After three and two seasons, respectively, FX axed Middle Eastern drama Tyrant and musical dramedy Sex&Drugs&Rock&Roll. My thoughts on the former below; spoilers ahead.
I stuck with Tyrant from its humble beginnings, when it was a show about a pediatrician from Pasadena who was quickly thrusted into a heated political landscape in the fictional Middle Eastern country Abuddin. During the show’s initial run, Barry had to acclimate to his estranged family consisting of his despot father and hot-headed brother. In its second going, Barry–now called by his birth name Bassam–worked alongside his brother when their father passed away. Bassam’s brother Jamal had a trigger-finger and was quick to violence, and the show hit its stride when Bassam was able to unlock Jamal’s compassion and dig up long-buried truths between the brothers. In the most recent run, Bassam takes over Abuddin and the show transitions from its familial roots to a hardcore look at the political climate there. It’s about power, and the fallout of gaining too much of it too fast–Barry becomes Bassam the Tyrant, a role he rallied against until he was sitting on the throne. It’s about revenge and sacrifice and forgiveness. That’s what you get when you look at it season by season. As a whole, Tyrant told ripped-from-the-headlines stories about the turbulence in the Middle East, and it gave a voice to those who maybe aren’t so vocal in the news today, supporters of Peace in Islam. It did so with unrelenting realism–death and sacrifice were no strangers to Bassam Al-Fayeed and his family. Far from perfect, Tyrant was a uniquely ambitious TV series in that it told important stories with emotional heft and ramifications that mirror our modern society, and it’s one that I will certainly miss.
Will Tyrant live on? Jump after the break.

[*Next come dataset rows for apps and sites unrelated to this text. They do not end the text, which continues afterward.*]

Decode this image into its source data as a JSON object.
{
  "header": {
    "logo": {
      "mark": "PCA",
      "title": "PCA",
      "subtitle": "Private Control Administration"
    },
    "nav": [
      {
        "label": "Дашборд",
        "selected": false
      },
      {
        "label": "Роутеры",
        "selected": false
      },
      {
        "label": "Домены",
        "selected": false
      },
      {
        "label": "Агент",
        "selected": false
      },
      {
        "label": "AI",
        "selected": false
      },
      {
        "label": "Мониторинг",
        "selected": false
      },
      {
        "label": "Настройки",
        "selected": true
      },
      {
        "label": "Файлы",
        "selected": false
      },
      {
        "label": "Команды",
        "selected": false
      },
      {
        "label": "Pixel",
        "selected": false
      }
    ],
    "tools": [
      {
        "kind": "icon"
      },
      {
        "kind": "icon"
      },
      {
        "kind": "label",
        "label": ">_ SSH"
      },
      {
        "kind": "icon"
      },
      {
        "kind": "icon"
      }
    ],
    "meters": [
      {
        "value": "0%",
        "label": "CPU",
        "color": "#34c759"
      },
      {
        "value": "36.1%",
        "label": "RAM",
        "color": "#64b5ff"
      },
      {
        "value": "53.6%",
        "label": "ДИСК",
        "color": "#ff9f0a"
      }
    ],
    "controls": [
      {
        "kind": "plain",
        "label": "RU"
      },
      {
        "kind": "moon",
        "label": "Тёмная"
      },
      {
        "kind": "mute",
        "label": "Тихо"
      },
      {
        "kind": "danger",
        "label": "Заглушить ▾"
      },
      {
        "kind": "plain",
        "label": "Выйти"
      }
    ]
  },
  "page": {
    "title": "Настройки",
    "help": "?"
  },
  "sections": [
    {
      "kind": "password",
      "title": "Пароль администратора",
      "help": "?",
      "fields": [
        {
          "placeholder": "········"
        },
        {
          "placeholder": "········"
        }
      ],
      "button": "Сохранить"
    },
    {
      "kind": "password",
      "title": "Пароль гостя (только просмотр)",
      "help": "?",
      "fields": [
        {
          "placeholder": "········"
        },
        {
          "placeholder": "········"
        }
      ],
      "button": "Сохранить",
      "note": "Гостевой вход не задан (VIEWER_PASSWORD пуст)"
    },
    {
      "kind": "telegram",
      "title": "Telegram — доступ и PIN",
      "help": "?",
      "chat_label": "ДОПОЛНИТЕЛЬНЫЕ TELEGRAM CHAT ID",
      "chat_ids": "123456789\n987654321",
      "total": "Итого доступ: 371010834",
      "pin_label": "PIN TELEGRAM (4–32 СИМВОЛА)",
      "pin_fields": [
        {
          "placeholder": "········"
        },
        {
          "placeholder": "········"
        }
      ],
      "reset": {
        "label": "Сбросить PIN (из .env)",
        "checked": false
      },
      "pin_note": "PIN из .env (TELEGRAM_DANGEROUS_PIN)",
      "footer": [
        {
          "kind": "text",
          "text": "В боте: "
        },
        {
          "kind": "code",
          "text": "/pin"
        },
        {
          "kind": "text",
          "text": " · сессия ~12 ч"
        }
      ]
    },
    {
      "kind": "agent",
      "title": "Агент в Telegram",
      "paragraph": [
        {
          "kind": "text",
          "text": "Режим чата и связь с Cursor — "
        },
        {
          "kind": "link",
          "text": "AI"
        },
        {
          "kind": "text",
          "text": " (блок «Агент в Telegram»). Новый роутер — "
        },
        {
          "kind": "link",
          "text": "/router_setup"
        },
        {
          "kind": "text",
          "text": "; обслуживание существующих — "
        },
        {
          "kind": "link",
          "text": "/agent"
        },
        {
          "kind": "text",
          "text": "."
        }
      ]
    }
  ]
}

“It’s very difficult to find common ground with other people whose stories we do not know or understand,” said FX head John Landgraf in a statement regarding his cancellation of Tyrant. “The creators of Tyrant have done their utmost over three seasons to tell American audiences a tiny fraction of the many gripping, human stories coursing through the Middle East today. We want to thank Howard Gordon, Chris Keyser and their talented team of collaborators, including all the writers, directors, cast and crew, as well as our studio partners at Fox 21 Television Studios, for taking on Tyrant’s tremendously ambitious story with such profound dedication and respect.”
With streaming services saving shows that were cancelled before their time, perhaps Tyrant will live on.
“We feel the show is a gem and we’d love to find a way to keep it in production,” said Fox 21 Television Studios head Bert Salke. “That said, we want to be realistic about its prospects. So for its loyal audience, tonight’s episode will be a satisfying end should the series not find another home, but also provides interesting possibilities should we be able to continue on some other platform.”
In a post-mortem interview with Deadline, executive producer Howard Gordon supported Salke’s want to keep the show live. “Part of the challenge of this season [three] finale is that [EP] Chris [Keyser] and I wanted to write something that should this be the end it, would be a satisfying end. But, at the same time, we wanted to leave the door open for the possibility of telling the story more. Because we really do think there is more story to tell…Hulu, Amazon, or Netflix would be terrific places for the show. That’s probably the most likely option if there is another chance.”
In other words, time will tell. It would be fascinating to see Basam forge on with his revenge-based war with The Caliphate as Abuddin’s free elections remain indefinitely delayed. But if this is indeed the end, I can live with it. Though war was looming, a spring of hope blossomed right next to it, as Leila, Dailyah, and Fauzi continued their people-popular efforts of pushing peace in the region.